**Exercise directions:** Print each entry in full, word for word, with no pictures in the result.

**Supplied data:**
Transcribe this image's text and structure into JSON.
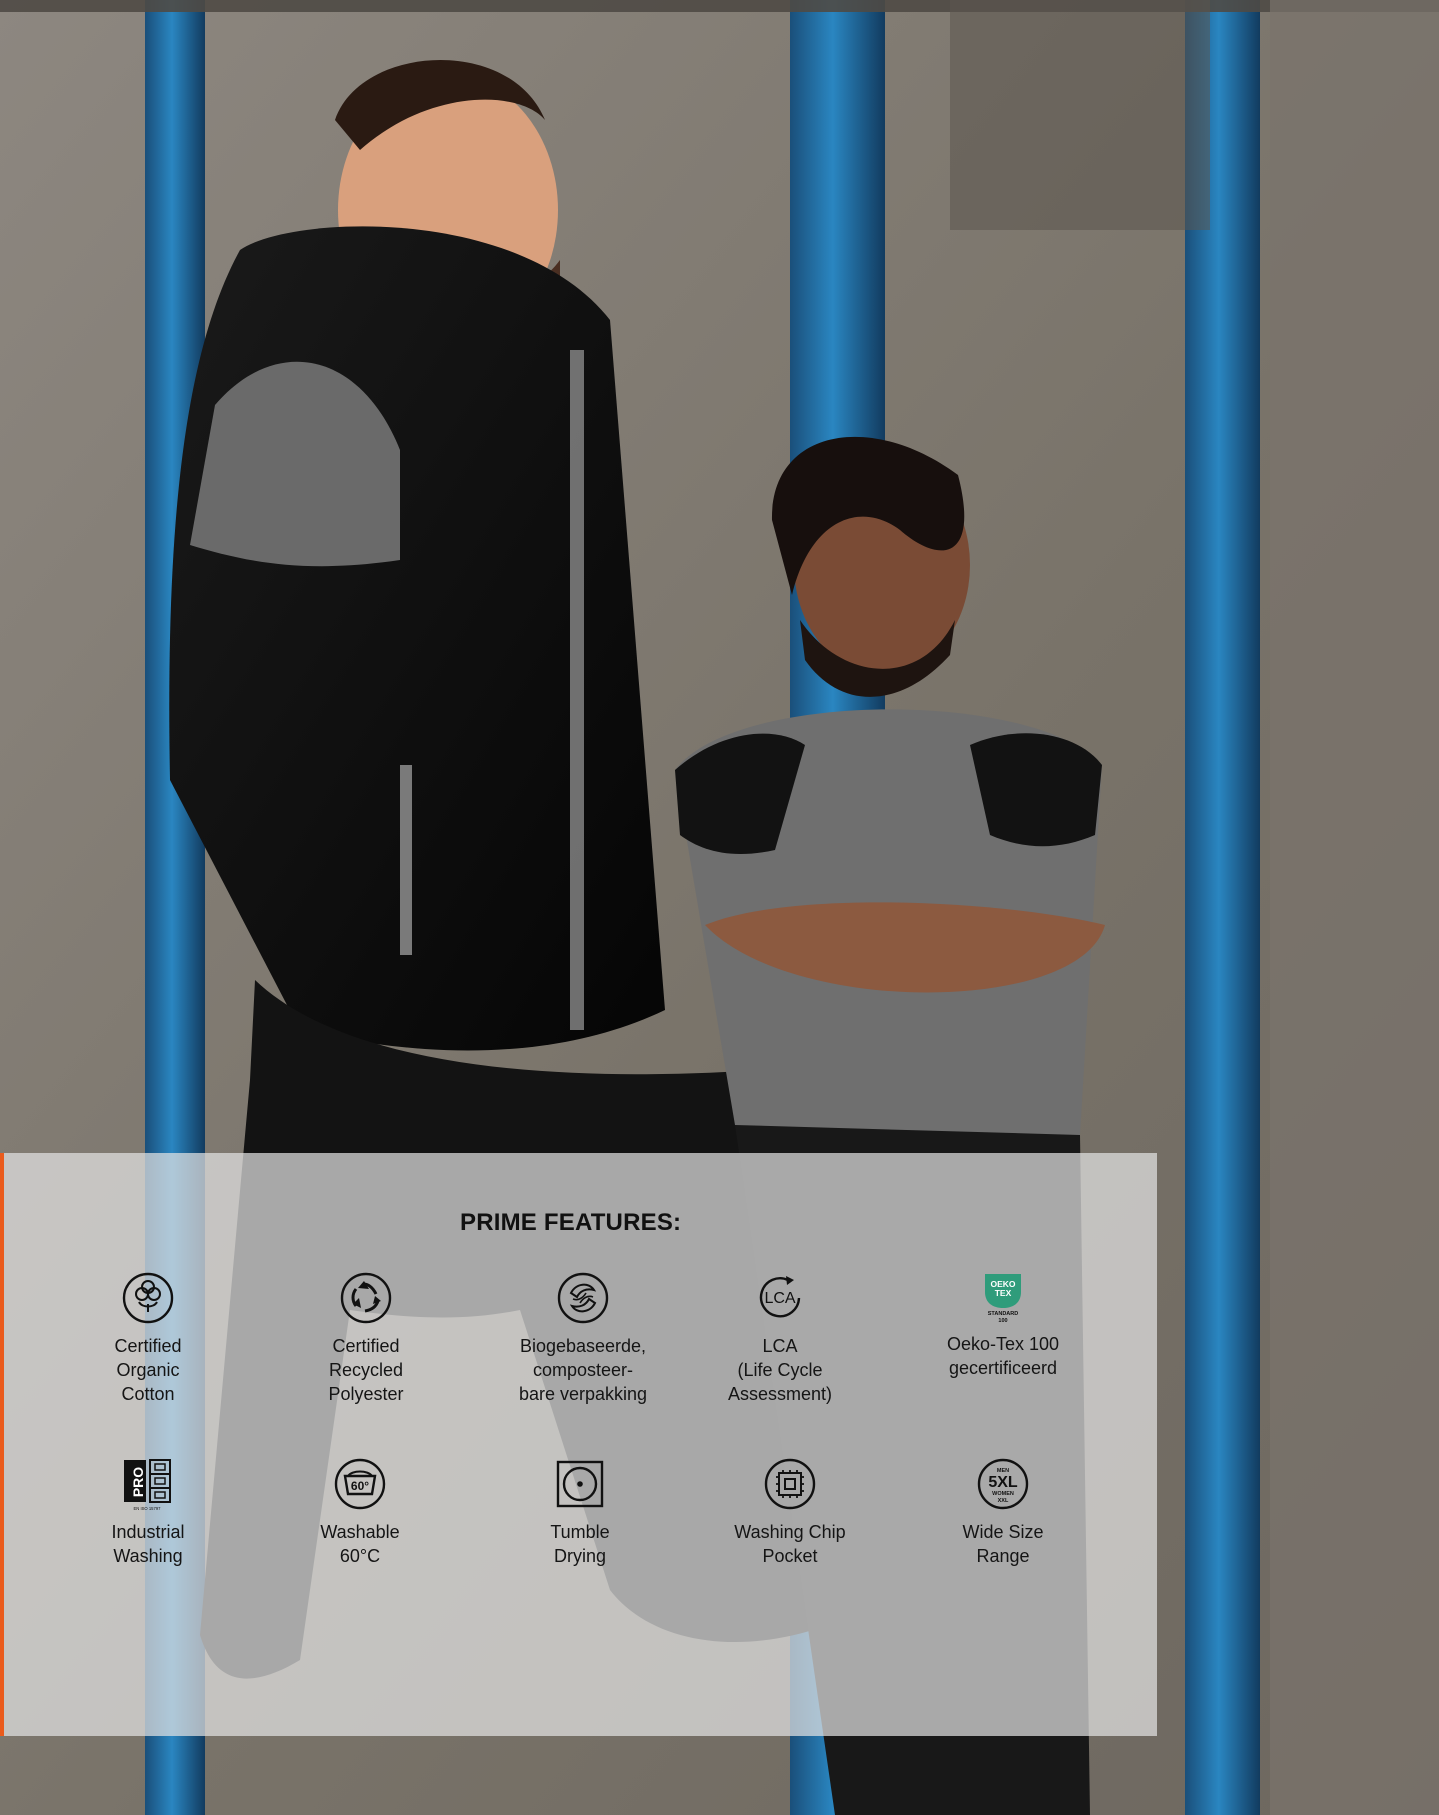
{
  "panel": {
    "title": "PRIME FEATURES:"
  },
  "features": [
    {
      "icon": "organic-cotton-icon",
      "label": "Certified\nOrganic\nCotton"
    },
    {
      "icon": "recycled-polyester-icon",
      "label": "Certified\nRecycled\nPolyester"
    },
    {
      "icon": "biobased-packaging-icon",
      "label": "Biogebaseerde,\ncomposteer-\nbare verpakking"
    },
    {
      "icon": "lca-icon",
      "label": "LCA\n(Life Cycle\nAssessment)"
    },
    {
      "icon": "oeko-tex-icon",
      "label": "Oeko-Tex 100\ngecertificeerd"
    },
    {
      "icon": "industrial-washing-icon",
      "label": "Industrial\nWashing"
    },
    {
      "icon": "washable-60-icon",
      "label": "Washable\n60°C"
    },
    {
      "icon": "tumble-drying-icon",
      "label": "Tumble\nDrying"
    },
    {
      "icon": "washing-chip-pocket-icon",
      "label": "Washing Chip\nPocket"
    },
    {
      "icon": "wide-size-range-icon",
      "label": "Wide Size\nRange"
    }
  ],
  "icon_text": {
    "lca": "LCA",
    "oeko_line1": "OEKO",
    "oeko_line2": "TEX",
    "oeko_line3": "STANDARD",
    "oeko_line4": "100",
    "pro": "PRO",
    "pro_norm": "EN ISO 15797",
    "temp": "60°",
    "size_top": "MEN",
    "size_main": "5XL",
    "size_mid": "WOMEN",
    "size_bottom": "XXL"
  },
  "colors": {
    "accent": "#ea5b1c",
    "oeko_green": "#2f9c7b"
  }
}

**Response to this exercise:**
Transcribe this image's text and structure into JSON.
{
  "panel": {
    "title": "PRIME FEATURES:"
  },
  "features": [
    {
      "icon": "organic-cotton-icon",
      "label": "Certified\nOrganic\nCotton"
    },
    {
      "icon": "recycled-polyester-icon",
      "label": "Certified\nRecycled\nPolyester"
    },
    {
      "icon": "biobased-packaging-icon",
      "label": "Biogebaseerde,\ncomposteer-\nbare verpakking"
    },
    {
      "icon": "lca-icon",
      "label": "LCA\n(Life Cycle\nAssessment)"
    },
    {
      "icon": "oeko-tex-icon",
      "label": "Oeko-Tex 100\ngecertificeerd"
    },
    {
      "icon": "industrial-washing-icon",
      "label": "Industrial\nWashing"
    },
    {
      "icon": "washable-60-icon",
      "label": "Washable\n60°C"
    },
    {
      "icon": "tumble-drying-icon",
      "label": "Tumble\nDrying"
    },
    {
      "icon": "washing-chip-pocket-icon",
      "label": "Washing Chip\nPocket"
    },
    {
      "icon": "wide-size-range-icon",
      "label": "Wide Size\nRange"
    }
  ],
  "icon_text": {
    "lca": "LCA",
    "oeko_line1": "OEKO",
    "oeko_line2": "TEX",
    "oeko_line3": "STANDARD",
    "oeko_line4": "100",
    "pro": "PRO",
    "pro_norm": "EN ISO 15797",
    "temp": "60°",
    "size_top": "MEN",
    "size_main": "5XL",
    "size_mid": "WOMEN",
    "size_bottom": "XXL"
  },
  "colors": {
    "accent": "#ea5b1c",
    "oeko_green": "#2f9c7b"
  }
}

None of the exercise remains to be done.